India is a peninsula, a piece of land surrounded on three sides by water. It has the Arabian Sea on the west, the Bay of Bengal on the east, and the Indian Ocean on the south. India is also separated from the rest of Asia by the Himalaya Mountains to the north and northwest. The Himalayas have some of the tallest mountains in the world.
Indian geography is very diverse. It has deserts, mountains, forests, and jungles.
Rain and Water
The life of ancient India was probably greatly affected by the weather. India tends to be a very hot and dry country. But, in May, the monsoon season hits. Monsoons are times of very heavy rainfall. The rain in India can last for several weeks or a month, and can cause heavy flooding. The rain is a good thing, though, as it waters the fields that have been dry for so long. In years when the monsoons do not come, India suffers from drought.
The ancient Indians settled in areas near the rivers, or where there was access to water. Western India (now the country of Pakistan) had the Indus River, and eastern India had the Ganges River. The northern area had the Himalaya Mountains. Melting snow coming off the mountains supplied water to this area. Eastern India often gets another monsoon in September that helps water the fields, in addition to the one in May.
The ancient Indians of Harappa grew wheat, melons, peas, dates, sesame seeds, and cotton. Many thousands of years before the Harappans, when people first came to India, they found the familiar plants of figs and onions already growing there. They also found sugar cane, coconuts, bananas, mangoes, and lemons, all of which were new to them.
The Ancient Indians soon discovered something else that would greatly affect their future and make them a valuable trade partner around the world: spices! Black pepper grew abundantly, as did ginger and cinnamon. Cinnamon is actually the inner bark of a small tree. It helped to preserve food, as well as tasting great, and became a much-wanted spice around the world. The Egyptians, Greeks, and Romans were all willing to pay a lot of money for Indian cinnamon.
The Indians learned many things about farming from their neighbors. In southern India, they grew rice, which they learned about from the people of Thailand. The northern Indians learned to grow millet from the East Africans, and lentils from the West Asians.
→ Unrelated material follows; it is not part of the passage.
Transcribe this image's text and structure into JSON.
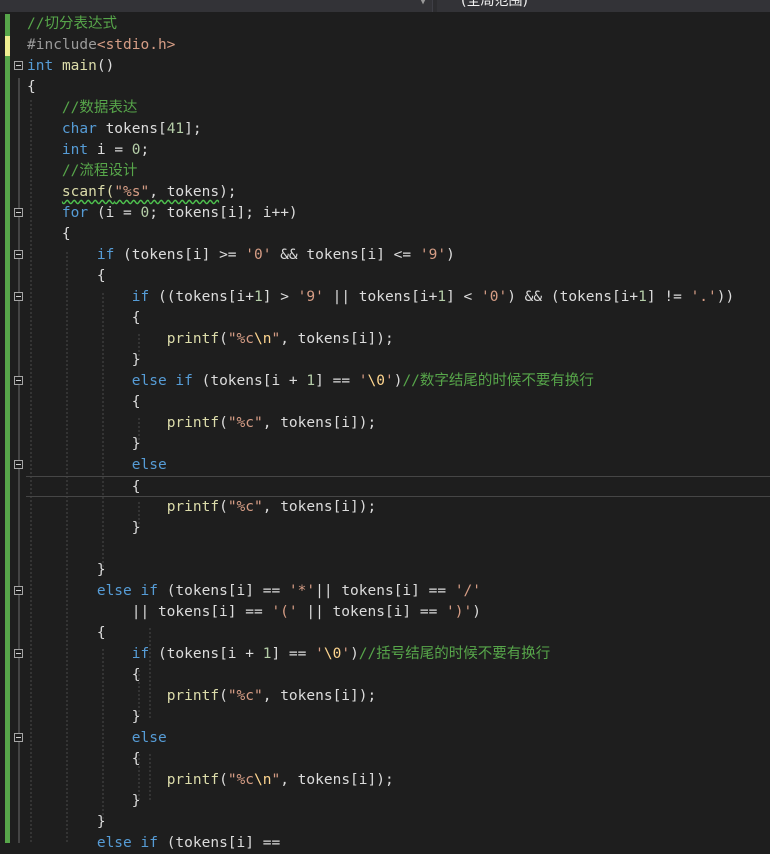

When the Aryans (or Indo-Europeans, that is, the people from the area between the Black Sea and the Caspian Sea) came to India, they brought the knowledge of growing wheat and barley. Traders on the Silk Road (the trade route from China to the west) brought peaches, which Indians then began to grow themselves. Over the years, many traders brought different kinds of plants, including tea, which would become another important source of income.
Many of India’s wild animals could be dangerous to people, such as the Royal Bengal Tiger. The Bengal tiger lives near river banks; it is yellow to light orange, with dark brown to black stripes. Tigers like to live alone and have large territories. Unlike other cats, they seem to enjoy swimming!
Another big animal native to India is the Asiatic Lion. It lives on the grasslands and plains. This lion is slightly smaller than the lions of Africa, but it belongs to the same species. Male Asiatic Lions don’t live in prides, like African lions. And like the Bengal tigers, they tend to live alone.
Some other wild animals of India are the Indian elephant, the great Indian rhinoceros, the leopard, the Indian black bear, the wild water buffalo, the Indian wild donkey, the dhole (a wild dog), and the blue bull, the biggest Asian antelope.
Domesticated animals, especially cattle, were very important to ancient civilizations, including India. Cattle were used for pulling carts and plowing fields. They also produced milk, which Indians could make into yogurt and cheese. Another animal that produced milk was the water buffalo!
Later on, the Indians learned about raising chickens, goats, and sheep.
Camels, brought by the Moslems in 1000 AD, could be used for carrying people or loads. And elephants could be caught and used to pull heavy loads, and were also used in battle.
In many ancient civilizations, the friendship of cats and dogs was also valued. Dogs were valuable as pets, hunters, and protectors. Ancient Indians were especially fond of their dogs. The Indian Pariah Dog is considered by many to be the very first domesticated dog. The Mahabharata tells a story of a king who travels with his faithful dog. When he reaches the gates of paradise, he is told he must leave the dog behind. He refuses and declares he would rather continue to live on earth with his faithful dog. The gatekeeper says this was a final test of his goodness, and allows the king, and his dog, to enter.